TrafficCourt

Debate on Delinquencies

NREI has a report indicating that CMBS delinquencies aren't yet rising and, in fact, fell in January. There's been a lot of talk in the market about commercial real estate and CMBS being the next shoe to drop in the credit crunch. This data indicates it isn't quite happening just yet. However, there's still some debate on the matter. Fitch and Standard & Poor's don't quite agree and that's partially because they have different definitions of delinquency.

Valentine's Day brought more evidence that illiquidity in the CMBS market has little to do with current loan performance: A report from Fitch Ratings revealed that U.S. CMBS delinquencies fell by one basis point to a historical low of 0.27% in January.

“Out of the over 40,000 loans in the Fitch-rated universe, only 293 are delinquent,” says Susan Merrick, managing director at Fitch.
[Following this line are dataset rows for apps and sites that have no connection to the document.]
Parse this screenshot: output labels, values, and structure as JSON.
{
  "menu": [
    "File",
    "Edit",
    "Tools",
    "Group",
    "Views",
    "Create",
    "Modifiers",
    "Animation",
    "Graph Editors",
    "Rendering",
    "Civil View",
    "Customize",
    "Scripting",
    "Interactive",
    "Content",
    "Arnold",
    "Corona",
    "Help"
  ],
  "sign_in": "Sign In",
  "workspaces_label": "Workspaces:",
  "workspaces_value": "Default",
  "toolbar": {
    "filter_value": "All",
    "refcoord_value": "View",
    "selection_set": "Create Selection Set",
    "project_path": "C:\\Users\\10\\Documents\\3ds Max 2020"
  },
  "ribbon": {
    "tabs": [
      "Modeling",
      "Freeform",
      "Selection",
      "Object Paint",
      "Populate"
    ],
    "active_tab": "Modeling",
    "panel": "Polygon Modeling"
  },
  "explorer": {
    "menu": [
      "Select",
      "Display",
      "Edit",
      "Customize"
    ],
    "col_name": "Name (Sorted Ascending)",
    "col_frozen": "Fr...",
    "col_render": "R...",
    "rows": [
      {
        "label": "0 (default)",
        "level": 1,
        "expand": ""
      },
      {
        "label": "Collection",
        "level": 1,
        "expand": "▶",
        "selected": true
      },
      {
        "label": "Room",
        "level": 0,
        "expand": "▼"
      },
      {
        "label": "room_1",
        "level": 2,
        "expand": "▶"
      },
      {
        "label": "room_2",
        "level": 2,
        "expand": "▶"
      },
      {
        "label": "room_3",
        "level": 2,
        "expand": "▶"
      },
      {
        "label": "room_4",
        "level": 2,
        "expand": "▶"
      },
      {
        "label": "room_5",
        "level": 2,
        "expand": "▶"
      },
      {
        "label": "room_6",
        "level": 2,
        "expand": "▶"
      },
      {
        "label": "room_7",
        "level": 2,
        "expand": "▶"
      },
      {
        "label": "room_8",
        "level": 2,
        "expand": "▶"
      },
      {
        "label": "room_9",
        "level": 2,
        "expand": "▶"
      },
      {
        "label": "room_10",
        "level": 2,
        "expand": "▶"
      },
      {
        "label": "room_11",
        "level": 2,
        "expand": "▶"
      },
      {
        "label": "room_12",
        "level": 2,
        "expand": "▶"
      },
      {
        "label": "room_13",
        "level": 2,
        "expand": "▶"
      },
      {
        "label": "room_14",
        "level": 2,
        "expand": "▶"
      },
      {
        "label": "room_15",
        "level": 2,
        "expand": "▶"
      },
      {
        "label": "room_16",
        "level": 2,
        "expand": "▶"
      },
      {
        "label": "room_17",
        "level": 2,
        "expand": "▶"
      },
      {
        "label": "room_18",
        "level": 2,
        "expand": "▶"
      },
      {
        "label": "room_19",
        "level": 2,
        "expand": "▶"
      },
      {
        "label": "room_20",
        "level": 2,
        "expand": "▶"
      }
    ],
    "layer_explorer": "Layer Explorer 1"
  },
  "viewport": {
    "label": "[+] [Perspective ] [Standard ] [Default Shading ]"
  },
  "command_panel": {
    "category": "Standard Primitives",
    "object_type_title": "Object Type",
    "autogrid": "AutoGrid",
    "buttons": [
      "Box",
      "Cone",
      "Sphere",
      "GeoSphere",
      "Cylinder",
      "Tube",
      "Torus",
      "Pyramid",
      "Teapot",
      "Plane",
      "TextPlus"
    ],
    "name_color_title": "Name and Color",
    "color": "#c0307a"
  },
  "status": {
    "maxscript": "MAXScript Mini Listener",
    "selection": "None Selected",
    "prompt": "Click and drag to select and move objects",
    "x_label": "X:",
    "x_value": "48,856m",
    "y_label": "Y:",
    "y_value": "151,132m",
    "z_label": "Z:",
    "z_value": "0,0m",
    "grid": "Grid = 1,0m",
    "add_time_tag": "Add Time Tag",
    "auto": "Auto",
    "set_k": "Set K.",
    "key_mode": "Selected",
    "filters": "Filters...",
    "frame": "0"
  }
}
Measures of whether CMBS delinquencies are decreasing or increasing are partially a matter of perspective, however. That explains why rating agency Standard & Poor's has been warning of increasing delinquencies for a year.

Unlike Fitch, which defines a loan as delinquent when it is at least 60 days overdue, Standard & Poor's counts loans delinquent after only 30 days. By Standard & Poor's calculations, CMBS delinquencies have been on the rise since hitting a low of 0.27% in the first quarter of 2007. Delinquencies reached 0.34% in the fourth quarter, up 5 basis points from 0.29% in the third quarter, according to a Standard & Poor's report published Feb. 8.

What the agencies do agree upon is that the dollar amount of delinquent loans is increasing, and recent years of excess are contributing a growing portion to the delinquent pie. Total delinquent CMBS increased 19% to $2.279 billion in the fourth quarter from $1.915 billion in the third quarter, Standard & Poor's found. Of that year-end amount, nearly half came from loans originated in the past three years.

Hide comments

Comments

  • Allowed HTML tags: <em> <strong> <blockquote> <br> <p>

Plain text

  • No HTML tags allowed.
  • Web page addresses and e-mail addresses turn into links automatically.
  • Lines and paragraphs break automatically.
Publish